Whenever a line carries the word "JSON", pull it out of the entries.

Interface dataset entries
- Opening Delimiter -
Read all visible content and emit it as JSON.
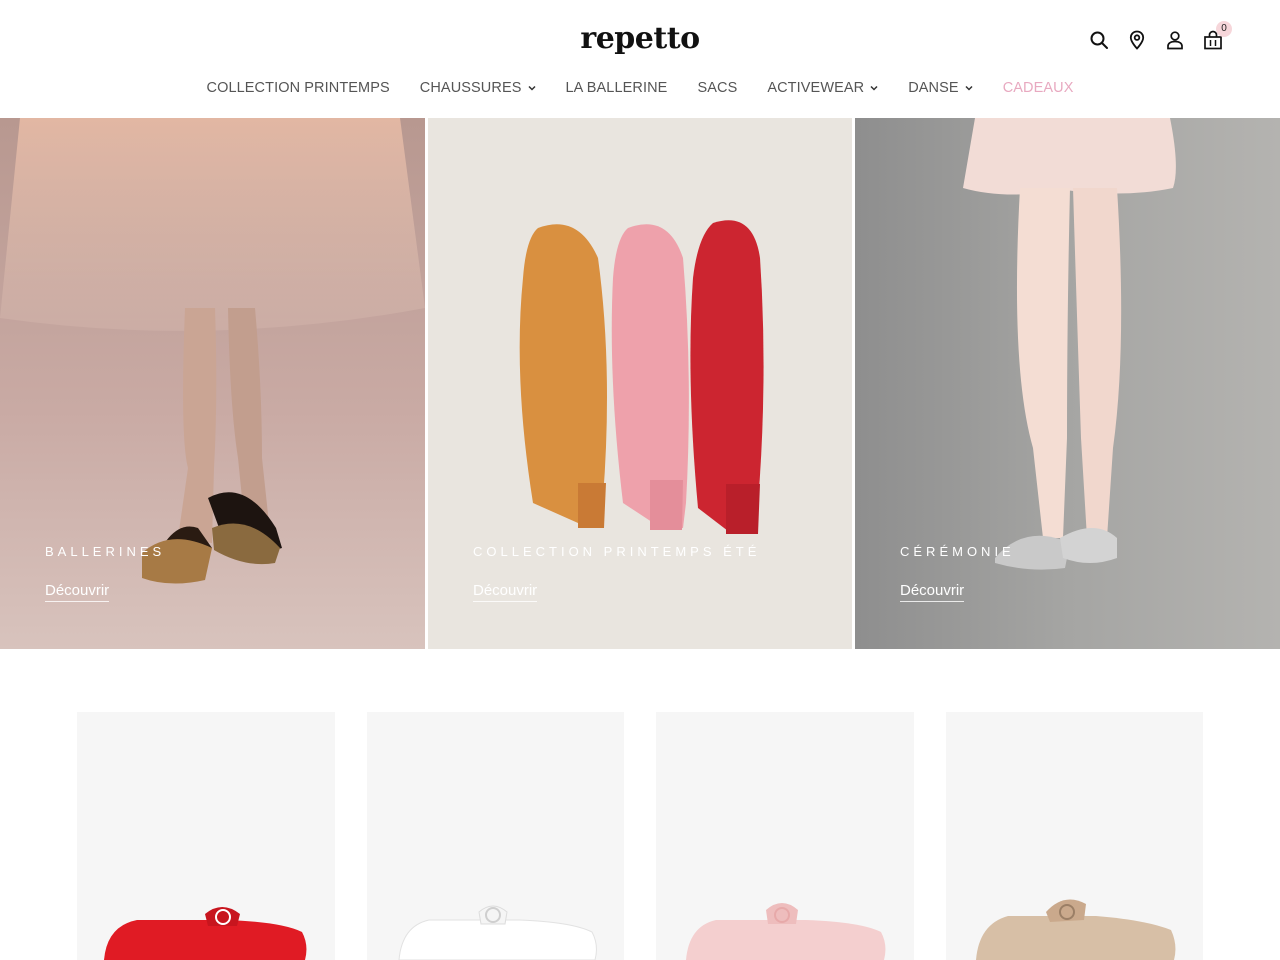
{
  "brand": {
    "logo_text": "repetto"
  },
  "header": {
    "icons": [
      "search-icon",
      "location-pin-icon",
      "account-icon",
      "cart-icon"
    ],
    "cart_count": "0"
  },
  "nav": {
    "items": [
      {
        "label": "COLLECTION PRINTEMPS",
        "has_dropdown": false
      },
      {
        "label": "CHAUSSURES",
        "has_dropdown": true
      },
      {
        "label": "LA BALLERINE",
        "has_dropdown": false
      },
      {
        "label": "SACS",
        "has_dropdown": false
      },
      {
        "label": "ACTIVEWEAR",
        "has_dropdown": true
      },
      {
        "label": "DANSE",
        "has_dropdown": true
      },
      {
        "label": "CADEAUX",
        "has_dropdown": false,
        "accent": true
      }
    ],
    "accent_color": "#e8a9c0"
  },
  "hero": {
    "tiles": [
      {
        "title": "BALLERINES",
        "cta": "Découvrir"
      },
      {
        "title": "COLLECTION PRINTEMPS ÉTÉ",
        "cta": "Découvrir"
      },
      {
        "title": "CÉRÉMONIE",
        "cta": "Découvrir"
      }
    ]
  },
  "products": {
    "colors": [
      "#e01b24",
      "#ffffff",
      "#f4cfcf",
      "#d7bfa6"
    ]
  }
}
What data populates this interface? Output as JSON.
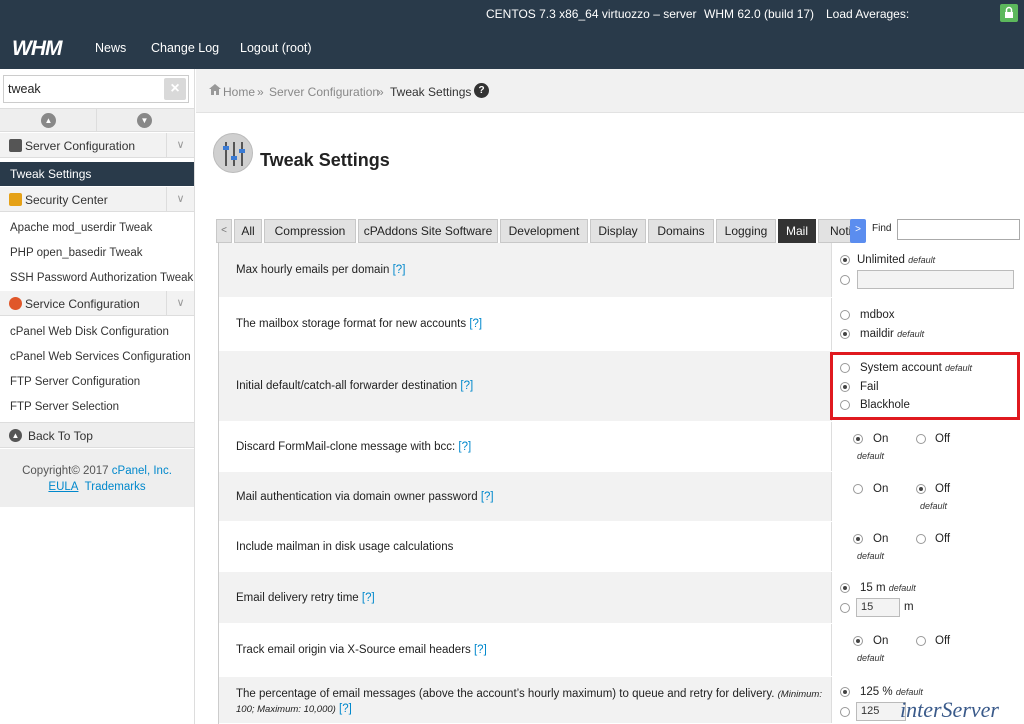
{
  "topbar": {
    "os": "CENTOS 7.3 x86_64 virtuozzo – server",
    "version": "WHM 62.0 (build 17)",
    "load": "Load Averages:"
  },
  "nav": {
    "logo": "WHM",
    "links": [
      "News",
      "Change Log",
      "Logout (root)"
    ]
  },
  "sidebar": {
    "search_value": "tweak",
    "server_config": "Server Configuration",
    "tweak_settings": "Tweak Settings",
    "security_center": "Security Center",
    "security_items": [
      "Apache mod_userdir Tweak",
      "PHP open_basedir Tweak",
      "SSH Password Authorization Tweak"
    ],
    "service_config": "Service Configuration",
    "service_items": [
      "cPanel Web Disk Configuration",
      "cPanel Web Services Configuration",
      "FTP Server Configuration",
      "FTP Server Selection"
    ],
    "back_to_top": "Back To Top",
    "copyright_prefix": "Copyright© 2017",
    "cpanel_link": "cPanel, Inc.",
    "eula": "EULA",
    "trademarks": "Trademarks"
  },
  "breadcrumb": {
    "home": "Home",
    "sep": "»",
    "section": "Server Configuration",
    "current": "Tweak Settings",
    "help": "?"
  },
  "page": {
    "title": "Tweak Settings"
  },
  "tabs": {
    "prev": "<",
    "next": ">",
    "items": [
      "All",
      "Compression",
      "cPAddons Site Software",
      "Development",
      "Display",
      "Domains",
      "Logging",
      "Mail",
      "Noti"
    ],
    "active": "Mail",
    "find_label": "Find"
  },
  "settings": {
    "help": "[?]",
    "default": "default",
    "r1": {
      "label": "Max hourly emails per domain",
      "opt1": "Unlimited"
    },
    "r2": {
      "label": "The mailbox storage format for new accounts",
      "opt1": "mdbox",
      "opt2": "maildir"
    },
    "r3": {
      "label": "Initial default/catch-all forwarder destination",
      "opt1": "System account",
      "opt2": "Fail",
      "opt3": "Blackhole"
    },
    "r4": {
      "label": "Discard FormMail-clone message with bcc:",
      "on": "On",
      "off": "Off"
    },
    "r5": {
      "label": "Mail authentication via domain owner password",
      "on": "On",
      "off": "Off"
    },
    "r6": {
      "label": "Include mailman in disk usage calculations",
      "on": "On",
      "off": "Off"
    },
    "r7": {
      "label": "Email delivery retry time",
      "opt1": "15 m",
      "value": "15",
      "unit": "m"
    },
    "r8": {
      "label": "Track email origin via X-Source email headers",
      "on": "On",
      "off": "Off"
    },
    "r9": {
      "label": "The percentage of email messages (above the account’s hourly maximum) to queue and retry for delivery.",
      "note": "(Minimum: 100; Maximum: 10,000)",
      "opt1": "125 %",
      "value": "125"
    }
  },
  "watermark": "interServer"
}
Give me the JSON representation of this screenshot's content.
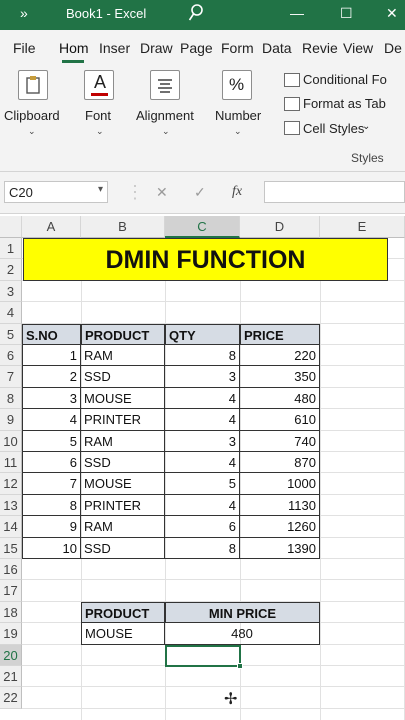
{
  "titlebar": {
    "more": "»",
    "title": "Book1  -  Excel",
    "search_icon": "search-icon",
    "minimize": "—",
    "maximize": "☐",
    "close": "✕"
  },
  "tabs": [
    "File",
    "Hom",
    "Inser",
    "Draw",
    "Page",
    "Form",
    "Data",
    "Revie",
    "View",
    "De"
  ],
  "ribbon": {
    "clipboard": "Clipboard",
    "font": "Font",
    "alignment": "Alignment",
    "number": "Number",
    "number_icon": "%",
    "font_icon": "A",
    "conditional": "Conditional Fo",
    "format_table": "Format as Tab",
    "cell_styles": "Cell Styles",
    "styles_group": "Styles"
  },
  "formula_bar": {
    "name_box": "C20",
    "cancel": "✕",
    "enter": "✓",
    "fx": "fx",
    "value": ""
  },
  "columns": [
    "A",
    "B",
    "C",
    "D",
    "E"
  ],
  "rows": [
    "1",
    "2",
    "3",
    "4",
    "5",
    "6",
    "7",
    "8",
    "9",
    "10",
    "11",
    "12",
    "13",
    "14",
    "15",
    "16",
    "17",
    "18",
    "19",
    "20",
    "21",
    "22"
  ],
  "sheet": {
    "banner": "DMIN FUNCTION",
    "table_headers": [
      "S.NO",
      "PRODUCT",
      "QTY",
      "PRICE"
    ],
    "table_rows": [
      [
        "1",
        "RAM",
        "8",
        "220"
      ],
      [
        "2",
        "SSD",
        "3",
        "350"
      ],
      [
        "3",
        "MOUSE",
        "4",
        "480"
      ],
      [
        "4",
        "PRINTER",
        "4",
        "610"
      ],
      [
        "5",
        "RAM",
        "3",
        "740"
      ],
      [
        "6",
        "SSD",
        "4",
        "870"
      ],
      [
        "7",
        "MOUSE",
        "5",
        "1000"
      ],
      [
        "8",
        "PRINTER",
        "4",
        "1130"
      ],
      [
        "9",
        "RAM",
        "6",
        "1260"
      ],
      [
        "10",
        "SSD",
        "8",
        "1390"
      ]
    ],
    "criteria_headers": [
      "PRODUCT",
      "MIN PRICE"
    ],
    "criteria_values": [
      "MOUSE",
      "480"
    ]
  },
  "colors": {
    "excel_green": "#217346",
    "banner_yellow": "#ffff00",
    "header_fill": "#d6dce4"
  }
}
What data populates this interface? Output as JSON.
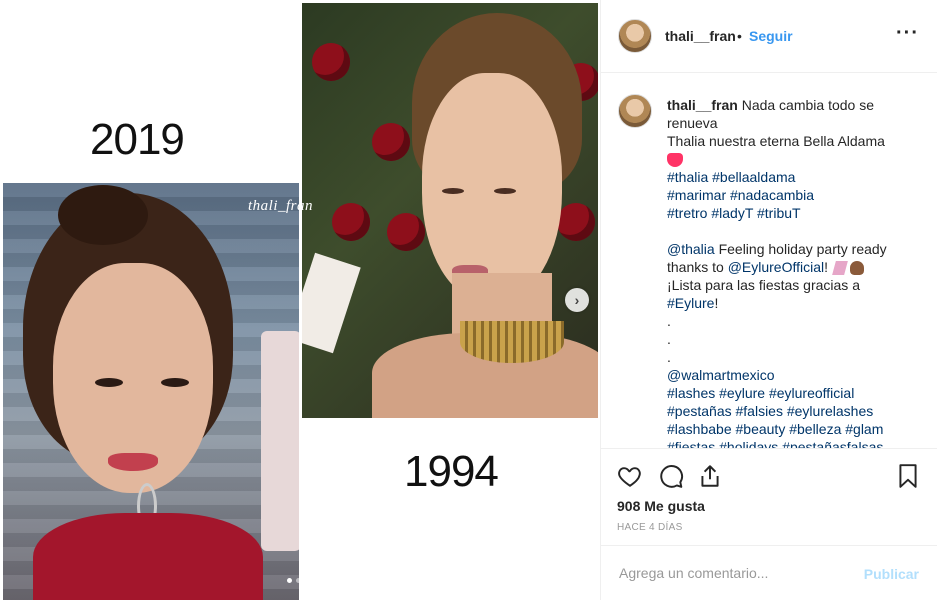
{
  "media": {
    "year_left": "2019",
    "year_right": "1994",
    "watermark": "thali_fran",
    "next_arrow": "›",
    "carousel_slide_count": 2,
    "carousel_active_index": 0
  },
  "header": {
    "username": "thali__fran",
    "separator": "•",
    "follow_label": "Seguir",
    "more_label": "···",
    "avatar_icon": "profile-avatar"
  },
  "caption": {
    "username": "thali__fran",
    "line1": "Nada cambia todo se renueva",
    "line2": "Thalia nuestra eterna Bella Aldama",
    "line2_emoji": "heart-with-ribbon-emoji",
    "tags1": "#thalia #bellaaldama",
    "tags2": "#marimar #nadacambia",
    "tags3": "#tretro #ladyT #tribuT",
    "mention1": "@thalia",
    "text1": " Feeling holiday party ready thanks to ",
    "mention2": "@EylureOfficial",
    "text2": "!",
    "text2_emojis": [
      "sparkles-emoji",
      "woman-tipping-hand-emoji"
    ],
    "text3": "¡Lista para las fiestas gracias a",
    "tag_eylure": "#Eylure",
    "text4": "!",
    "dots": [
      ".",
      ".",
      "."
    ],
    "mention3": "@walmartmexico",
    "tags4": "#lashes #eylure #eylureofficial",
    "tags5": "#pestañas #falsies #eylurelashes",
    "tags6": "#lashbabe #beauty #belleza #glam",
    "tags7": "#fiestas #holidays #pestañasfalsas"
  },
  "actions": {
    "like_icon": "heart-outline-icon",
    "comment_icon": "comment-bubble-icon",
    "share_icon": "share-upload-icon",
    "save_icon": "bookmark-icon",
    "likes": "908 Me gusta",
    "time_ago": "HACE 4 DÍAS"
  },
  "comment": {
    "placeholder": "Agrega un comentario...",
    "value": "",
    "post_label": "Publicar"
  },
  "colors": {
    "accent": "#3897f0",
    "tag": "#003569",
    "post_disabled": "#b2dffc",
    "muted": "#999999",
    "border": "#efefef"
  }
}
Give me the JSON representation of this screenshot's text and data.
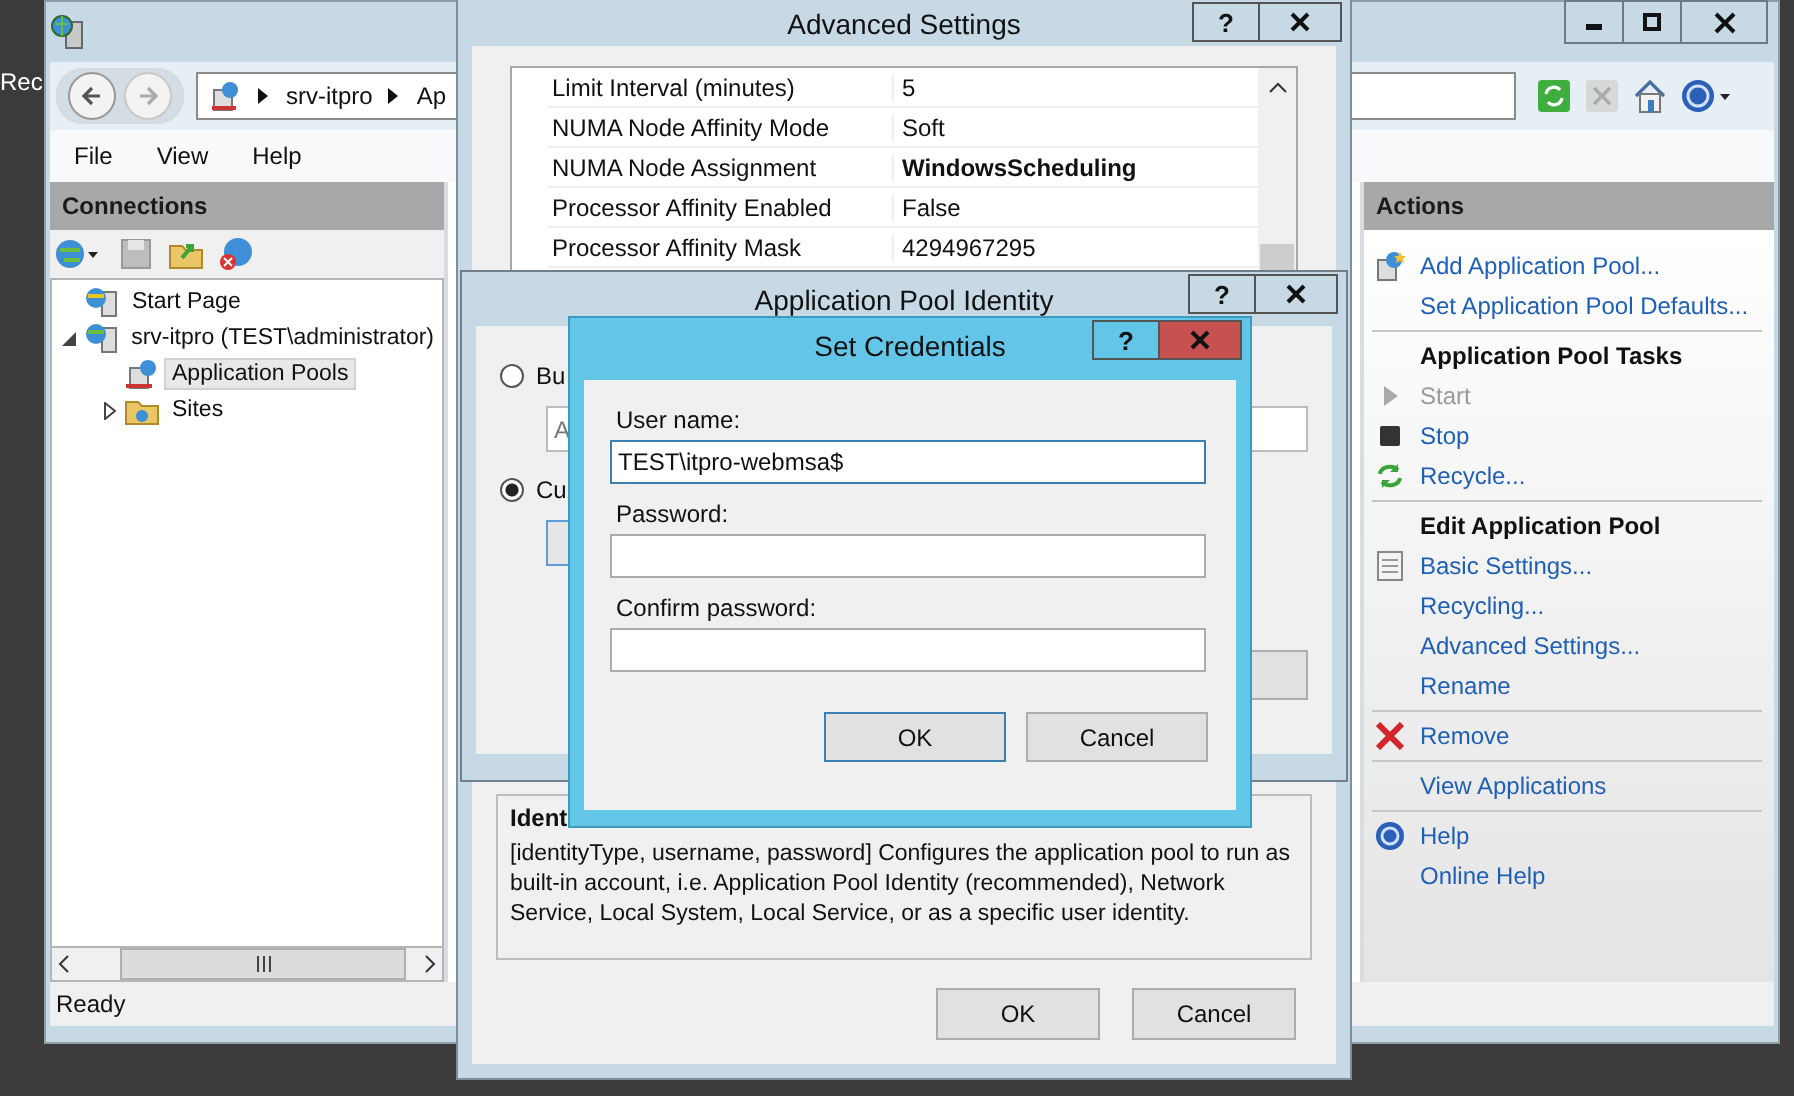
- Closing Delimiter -
▸ Task response:
Read all visible content and emit it as JSON.
What data populates this interface? Output as JSON.
Give me the JSON representation of this screenshot's content.
What data populates this interface? Output as JSON.
Give me the JSON representation of this screenshot's text and data.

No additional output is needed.